But Dovach’s was a shrinking, intact, adhesive spirit, difficult as a wild bird to catch; once arrested and fixed, faithful to immortality. Think of such a fine, delicate, yet enduring thing, like the nervous tissue resisting to the point of dissolution, unstrengthened, unhardened by early training, accustomed always to feed upon itself as she sat at her loom, or strayed across the wilds, thus snatched and wrung, filled with sights of horror, sounds of anguish, and then in the madness of ignorance, expected and required to be charmed (half-coaxed, half-cowed), into speedy inconstancy, contentment, cheer.

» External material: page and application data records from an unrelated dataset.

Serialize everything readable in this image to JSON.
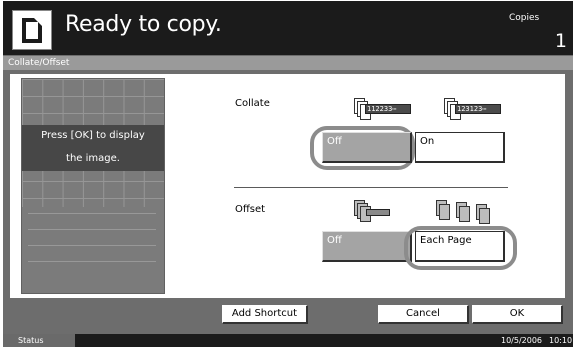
{
  "header": {
    "title": "Ready to copy.",
    "copies_label": "Copies",
    "copies_count": "1"
  },
  "screen_title": "Collate/Offset",
  "preview": {
    "message_line1": "Press [OK] to display",
    "message_line2": "the image."
  },
  "collate": {
    "label": "Collate",
    "off_label": "Off",
    "on_label": "On",
    "selected": "Off",
    "icon_off_text": "112233⋯",
    "icon_on_text": "123123⋯"
  },
  "offset": {
    "label": "Offset",
    "off_label": "Off",
    "each_page_label": "Each Page",
    "selected": "Each Page"
  },
  "buttons": {
    "add_shortcut": "Add Shortcut",
    "cancel": "Cancel",
    "ok": "OK"
  },
  "status_bar": {
    "status_label": "Status",
    "date": "10/5/2006",
    "time": "10:10"
  },
  "colors": {
    "header_bg": "#1b1b1b",
    "panel_bg": "#6d6d6d",
    "selected_button_bg": "#ffffff",
    "unselected_button_bg": "#a4a4a4",
    "highlight_ring": "#8c8c8c"
  }
}
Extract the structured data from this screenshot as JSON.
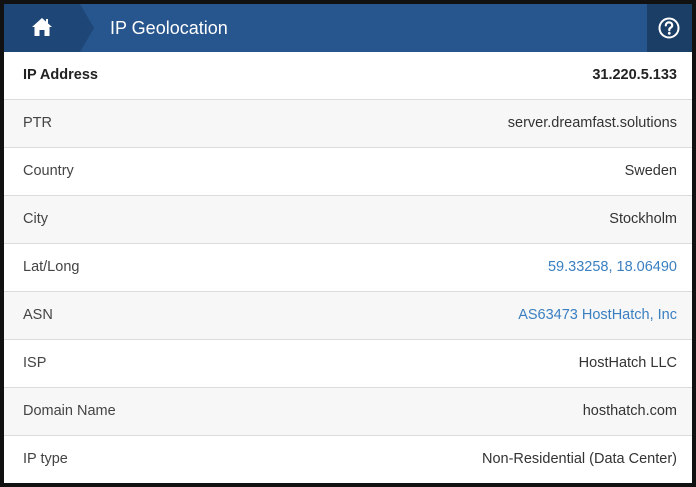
{
  "header": {
    "title": "IP Geolocation",
    "home_icon": "home-icon",
    "help_icon": "question-circle-icon",
    "colors": {
      "bar": "#27558d",
      "home_block": "#1e4778",
      "help_block": "#1b3e66",
      "link": "#3a7fc0"
    }
  },
  "rows": [
    {
      "label": "IP Address",
      "value": "31.220.5.133"
    },
    {
      "label": "PTR",
      "value": "server.dreamfast.solutions"
    },
    {
      "label": "Country",
      "value": "Sweden"
    },
    {
      "label": "City",
      "value": "Stockholm"
    },
    {
      "label": "Lat/Long",
      "value": "59.33258, 18.06490"
    },
    {
      "label": "ASN",
      "value": "AS63473 HostHatch, Inc"
    },
    {
      "label": "ISP",
      "value": "HostHatch LLC"
    },
    {
      "label": "Domain Name",
      "value": "hosthatch.com"
    },
    {
      "label": "IP type",
      "value": "Non-Residential (Data Center)"
    }
  ]
}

And like the nervous tissue Dovach was goaded into false activity; the quiet, pale girl learnt to oppose and disobey the conqueror; the cool, deep eyes flamed, the mild tongue bit and stung until the white child seemed fiend-possessed.

It was only to Sir Raoul that the unhappy lady thus broke forth; to the followers over whom her evil fortune had made her mistress she was passive and gentle; and of her own accord she would have woven and read her missal, and paced the battlements, pondering morbidly her misery and sin as mechanically as any nun within her cloisters.

But Sir Raoul could not let Lady Dovach alone. Sometimes he abased himself, and prayed and vowed at her feet; sometimes he raged, and threatened, and oppressed, and abused her; but surely it was grievous retribution to him to love her as he continued to do, for different as light and darkness, the iron was to the full indestructible as the gossamer—loving her, devoured with love for her, grasping her, he could no more possess her spirit, subdue her will, receive one fond look, thrill to one kind touch, hearken to one gracious word, drink and have his thirst slaked, eat and find his hunger appeased, than if she were a saint enthroned in the unattainable skies, or a demon plunged into the fathomless deeps. Baikie with its high turrets, its vigilantly guarded haughs, its store-houses, its droves of cattle, its merry men, its Isla gliding gaily to its own sweet song, its bower in the centre of the castle where pale Dovach sat undreaming of escape save by slow death, was a place of torment to Sir Raoul.